**Material for the task:**
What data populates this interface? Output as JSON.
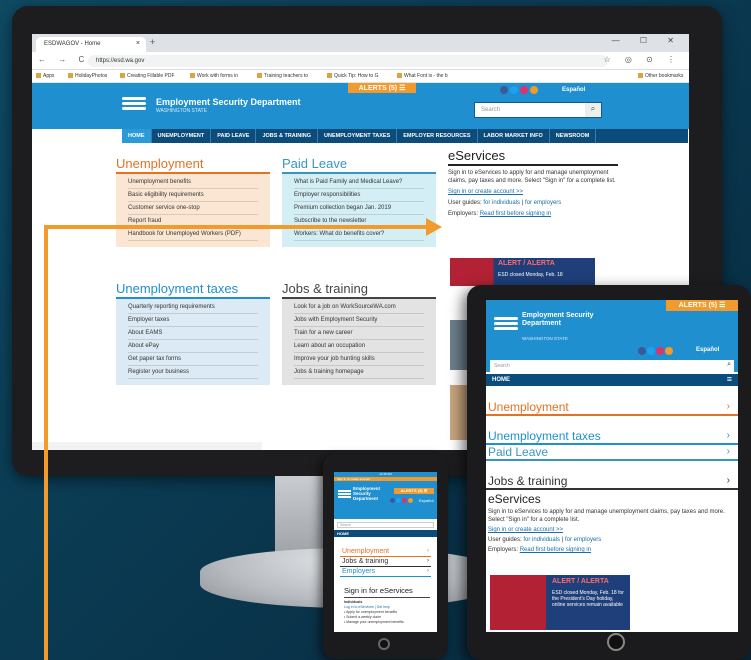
{
  "browser": {
    "tab_title": "ESDWAGOV - Home",
    "tab_close": "×",
    "new_tab": "+",
    "window_controls": "— ☐ ✕",
    "nav_icons": "← → C",
    "url": "https://esd.wa.gov",
    "right_icons": "☆ ◎ ⊙ ⋮",
    "bookmarks": [
      "Apps",
      "HolidayPhotos",
      "Creating Fillable PDF",
      "Work with forms in",
      "Training teachers to",
      "Quick Tip: How to G",
      "What Font is - the b",
      "Other bookmarks"
    ]
  },
  "site": {
    "org_name": "Employment Security Department",
    "org_sub": "WASHINGTON STATE",
    "alerts": "ALERTS (5) ☰",
    "espanol": "Español",
    "search_placeholder": "Search",
    "search_icon": "search-icon",
    "nav": [
      "HOME",
      "UNEMPLOYMENT",
      "PAID LEAVE",
      "JOBS & TRAINING",
      "UNEMPLOYMENT TAXES",
      "EMPLOYER RESOURCES",
      "LABOR MARKET INFO",
      "NEWSROOM"
    ],
    "colors": {
      "header": "#1f8fd0",
      "nav": "#0c4c7a",
      "accent": "#f29b2d",
      "orange": "#e37222",
      "teal": "#3a96b8"
    }
  },
  "blocks": {
    "unemployment": {
      "title": "Unemployment",
      "items": [
        "Unemployment benefits",
        "Basic eligibility requirements",
        "Customer service one-stop",
        "Report fraud",
        "Handbook for Unemployed Workers (PDF)"
      ]
    },
    "paid_leave": {
      "title": "Paid Leave",
      "items": [
        "What is Paid Family and Medical Leave?",
        "Employer responsibilities",
        "Premium collection began Jan. 2019",
        "Subscribe to the newsletter",
        "Workers: What do benefits cover?"
      ]
    },
    "unemployment_taxes": {
      "title": "Unemployment taxes",
      "items": [
        "Quarterly reporting requirements",
        "Employer taxes",
        "About EAMS",
        "About ePay",
        "Get paper tax forms",
        "Register your business"
      ]
    },
    "jobs_training": {
      "title": "Jobs & training",
      "items": [
        "Look for a job on WorkSourceWA.com",
        "Jobs with Employment Security",
        "Train for a new career",
        "Learn about an occupation",
        "Improve your job hunting skills",
        "Jobs & training homepage"
      ]
    }
  },
  "eservices": {
    "title": "eServices",
    "desc": "Sign in to eServices to apply for and manage unemployment claims, pay taxes and more. Select \"Sign in\" for a complete list.",
    "signin_link": "Sign in or create account >>",
    "guides_label": "User guides:",
    "guides_individuals": "for individuals",
    "guides_sep": "|",
    "guides_employers": "for employers",
    "employers_label": "Employers:",
    "employers_link": "Read first before signing in"
  },
  "banner": {
    "title": "ALERT / ALERTA",
    "line1": "ESD closed Monday, Feb. 18",
    "line2": "for the President's Day holiday,",
    "line3": "online services remain available"
  },
  "tablet": {
    "alerts": "ALERTS (5) ☰",
    "org_name": "Employment Security Department",
    "org_sub": "WASHINGTON STATE",
    "espanol": "Español",
    "search_placeholder": "Search",
    "home": "HOME",
    "sections": [
      "Unemployment",
      "Unemployment taxes",
      "Paid Leave",
      "Jobs & training"
    ],
    "eservices_title": "eServices",
    "eservices_desc": "Sign in to eServices to apply for and manage unemployment claims, pay taxes and more. Select \"Sign in\" for a complete list.",
    "signin_link": "Sign in or create account >>",
    "guides_label": "User guides:",
    "guides_individuals": "for individuals",
    "guides_employers": "for employers",
    "employers_label": "Employers:",
    "employers_link": "Read first before signing in"
  },
  "phone": {
    "status_time": "11:48 AM",
    "alert_strip": "Sign in or create account",
    "org_name": "Employment Security Department",
    "alerts": "ALERTS (5) ☰",
    "espanol": "Español",
    "search_placeholder": "Search",
    "home": "HOME",
    "sections": [
      "Unemployment",
      "Jobs & training",
      "Employers"
    ],
    "signin_title": "Sign in for eServices",
    "individuals": "Individuals",
    "individuals_link": "Log in to eServices | Get help",
    "bullets": [
      "Apply for unemployment benefits",
      "Submit a weekly claim",
      "Manage your unemployment benefits"
    ]
  }
}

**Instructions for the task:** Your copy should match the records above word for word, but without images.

**Response below:**
What data populates this interface? Output as JSON.
{
  "browser": {
    "tab_title": "ESDWAGOV - Home",
    "tab_close": "×",
    "new_tab": "+",
    "window_controls": "— ☐ ✕",
    "nav_icons": "← → C",
    "url": "https://esd.wa.gov",
    "right_icons": "☆ ◎ ⊙ ⋮",
    "bookmarks": [
      "Apps",
      "HolidayPhotos",
      "Creating Fillable PDF",
      "Work with forms in",
      "Training teachers to",
      "Quick Tip: How to G",
      "What Font is - the b",
      "Other bookmarks"
    ]
  },
  "site": {
    "org_name": "Employment Security Department",
    "org_sub": "WASHINGTON STATE",
    "alerts": "ALERTS (5) ☰",
    "espanol": "Español",
    "search_placeholder": "Search",
    "search_icon": "search-icon",
    "nav": [
      "HOME",
      "UNEMPLOYMENT",
      "PAID LEAVE",
      "JOBS & TRAINING",
      "UNEMPLOYMENT TAXES",
      "EMPLOYER RESOURCES",
      "LABOR MARKET INFO",
      "NEWSROOM"
    ],
    "colors": {
      "header": "#1f8fd0",
      "nav": "#0c4c7a",
      "accent": "#f29b2d",
      "orange": "#e37222",
      "teal": "#3a96b8"
    }
  },
  "blocks": {
    "unemployment": {
      "title": "Unemployment",
      "items": [
        "Unemployment benefits",
        "Basic eligibility requirements",
        "Customer service one-stop",
        "Report fraud",
        "Handbook for Unemployed Workers (PDF)"
      ]
    },
    "paid_leave": {
      "title": "Paid Leave",
      "items": [
        "What is Paid Family and Medical Leave?",
        "Employer responsibilities",
        "Premium collection began Jan. 2019",
        "Subscribe to the newsletter",
        "Workers: What do benefits cover?"
      ]
    },
    "unemployment_taxes": {
      "title": "Unemployment taxes",
      "items": [
        "Quarterly reporting requirements",
        "Employer taxes",
        "About EAMS",
        "About ePay",
        "Get paper tax forms",
        "Register your business"
      ]
    },
    "jobs_training": {
      "title": "Jobs & training",
      "items": [
        "Look for a job on WorkSourceWA.com",
        "Jobs with Employment Security",
        "Train for a new career",
        "Learn about an occupation",
        "Improve your job hunting skills",
        "Jobs & training homepage"
      ]
    }
  },
  "eservices": {
    "title": "eServices",
    "desc": "Sign in to eServices to apply for and manage unemployment claims, pay taxes and more. Select \"Sign in\" for a complete list.",
    "signin_link": "Sign in or create account >>",
    "guides_label": "User guides:",
    "guides_individuals": "for individuals",
    "guides_sep": "|",
    "guides_employers": "for employers",
    "employers_label": "Employers:",
    "employers_link": "Read first before signing in"
  },
  "banner": {
    "title": "ALERT / ALERTA",
    "line1": "ESD closed Monday, Feb. 18",
    "line2": "for the President's Day holiday,",
    "line3": "online services remain available"
  },
  "tablet": {
    "alerts": "ALERTS (5) ☰",
    "org_name": "Employment Security Department",
    "org_sub": "WASHINGTON STATE",
    "espanol": "Español",
    "search_placeholder": "Search",
    "home": "HOME",
    "sections": [
      "Unemployment",
      "Unemployment taxes",
      "Paid Leave",
      "Jobs & training"
    ],
    "eservices_title": "eServices",
    "eservices_desc": "Sign in to eServices to apply for and manage unemployment claims, pay taxes and more. Select \"Sign in\" for a complete list.",
    "signin_link": "Sign in or create account >>",
    "guides_label": "User guides:",
    "guides_individuals": "for individuals",
    "guides_employers": "for employers",
    "employers_label": "Employers:",
    "employers_link": "Read first before signing in"
  },
  "phone": {
    "status_time": "11:48 AM",
    "alert_strip": "Sign in or create account",
    "org_name": "Employment Security Department",
    "alerts": "ALERTS (5) ☰",
    "espanol": "Español",
    "search_placeholder": "Search",
    "home": "HOME",
    "sections": [
      "Unemployment",
      "Jobs & training",
      "Employers"
    ],
    "signin_title": "Sign in for eServices",
    "individuals": "Individuals",
    "individuals_link": "Log in to eServices | Get help",
    "bullets": [
      "Apply for unemployment benefits",
      "Submit a weekly claim",
      "Manage your unemployment benefits"
    ]
  }
}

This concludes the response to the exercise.